Fisheries also works closely with the Land Councils to help ensure the ranger program is efficient and effective.
The Fisheries Division also coordinates the delivery of the following nationally recognised training to the rangers:
- Certificate II Measuring and Analysis
- Certificate II Fisheries Compliance
- Certificate III Fisheries Compliance
This training provides a progressive career path for those who would like to further their careers in natural resource management and protection.
The Northern Territory Government is committed to building long standing partnerships with Aboriginal people and developing a capable, committed workforce to ensure the sustainable use and management of our aquatic and marine resources.
The Fisheries Inspectors Program was developed to provide fisheries compliance powers to appropriately skilled and experienced land and sea ranger that have undertaken the required training.
The first NT fisheries inspectors (class 1) will be appointed in May 2018. They will have identification in the form of identification cards and inspector badges on their uniforms.Under the Fisheries Act, fisheries inspectors (class 1) can:
- present authorised identification and approach vessels
- record evidence (including taking images, video and audio recordings)
- collect personal information (including names and addresses)
- ask to see any type of licence and permits
- inspect fishing gear in use.
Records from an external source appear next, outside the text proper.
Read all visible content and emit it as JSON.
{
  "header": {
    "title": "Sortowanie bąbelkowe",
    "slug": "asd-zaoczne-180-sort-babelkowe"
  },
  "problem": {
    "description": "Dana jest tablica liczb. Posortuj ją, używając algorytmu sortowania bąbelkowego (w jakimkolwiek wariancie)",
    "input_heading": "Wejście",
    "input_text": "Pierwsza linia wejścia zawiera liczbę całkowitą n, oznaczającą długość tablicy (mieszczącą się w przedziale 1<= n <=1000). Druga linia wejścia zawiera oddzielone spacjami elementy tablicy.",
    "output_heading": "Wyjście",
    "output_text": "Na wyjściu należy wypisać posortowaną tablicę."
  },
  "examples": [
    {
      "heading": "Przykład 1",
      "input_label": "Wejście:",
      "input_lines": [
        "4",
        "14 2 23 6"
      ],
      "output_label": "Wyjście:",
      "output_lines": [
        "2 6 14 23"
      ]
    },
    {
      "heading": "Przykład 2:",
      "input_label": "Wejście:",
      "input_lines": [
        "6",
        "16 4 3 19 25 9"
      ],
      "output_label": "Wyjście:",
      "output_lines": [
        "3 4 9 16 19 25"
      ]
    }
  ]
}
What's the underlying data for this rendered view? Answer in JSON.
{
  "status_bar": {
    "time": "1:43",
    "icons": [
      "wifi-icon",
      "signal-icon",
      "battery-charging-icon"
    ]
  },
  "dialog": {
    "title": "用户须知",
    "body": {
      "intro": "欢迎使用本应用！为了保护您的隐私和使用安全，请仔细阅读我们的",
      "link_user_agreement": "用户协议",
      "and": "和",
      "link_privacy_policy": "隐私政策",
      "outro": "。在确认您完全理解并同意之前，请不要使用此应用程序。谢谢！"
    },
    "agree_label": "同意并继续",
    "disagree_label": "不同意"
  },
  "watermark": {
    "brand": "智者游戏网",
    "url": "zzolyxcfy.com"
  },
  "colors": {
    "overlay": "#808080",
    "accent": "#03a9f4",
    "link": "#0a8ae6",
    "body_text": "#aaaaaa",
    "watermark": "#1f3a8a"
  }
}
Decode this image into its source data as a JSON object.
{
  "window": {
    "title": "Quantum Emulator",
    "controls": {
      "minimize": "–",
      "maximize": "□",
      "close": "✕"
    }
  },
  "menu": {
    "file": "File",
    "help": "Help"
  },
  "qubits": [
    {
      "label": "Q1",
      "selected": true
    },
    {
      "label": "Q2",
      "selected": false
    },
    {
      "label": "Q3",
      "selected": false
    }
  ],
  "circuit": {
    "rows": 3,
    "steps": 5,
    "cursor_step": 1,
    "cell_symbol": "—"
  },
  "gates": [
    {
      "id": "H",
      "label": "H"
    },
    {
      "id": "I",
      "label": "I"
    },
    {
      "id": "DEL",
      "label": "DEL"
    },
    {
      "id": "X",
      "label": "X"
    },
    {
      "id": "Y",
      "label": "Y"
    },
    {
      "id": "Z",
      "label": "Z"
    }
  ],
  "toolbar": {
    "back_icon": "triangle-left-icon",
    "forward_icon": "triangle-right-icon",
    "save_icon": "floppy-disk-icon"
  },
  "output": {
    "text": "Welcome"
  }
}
It is an offence not to cooperate with fisheries inspectors and to obstruct a fisheries inspector from conducting their official duty.
Last updated: 17 May 2018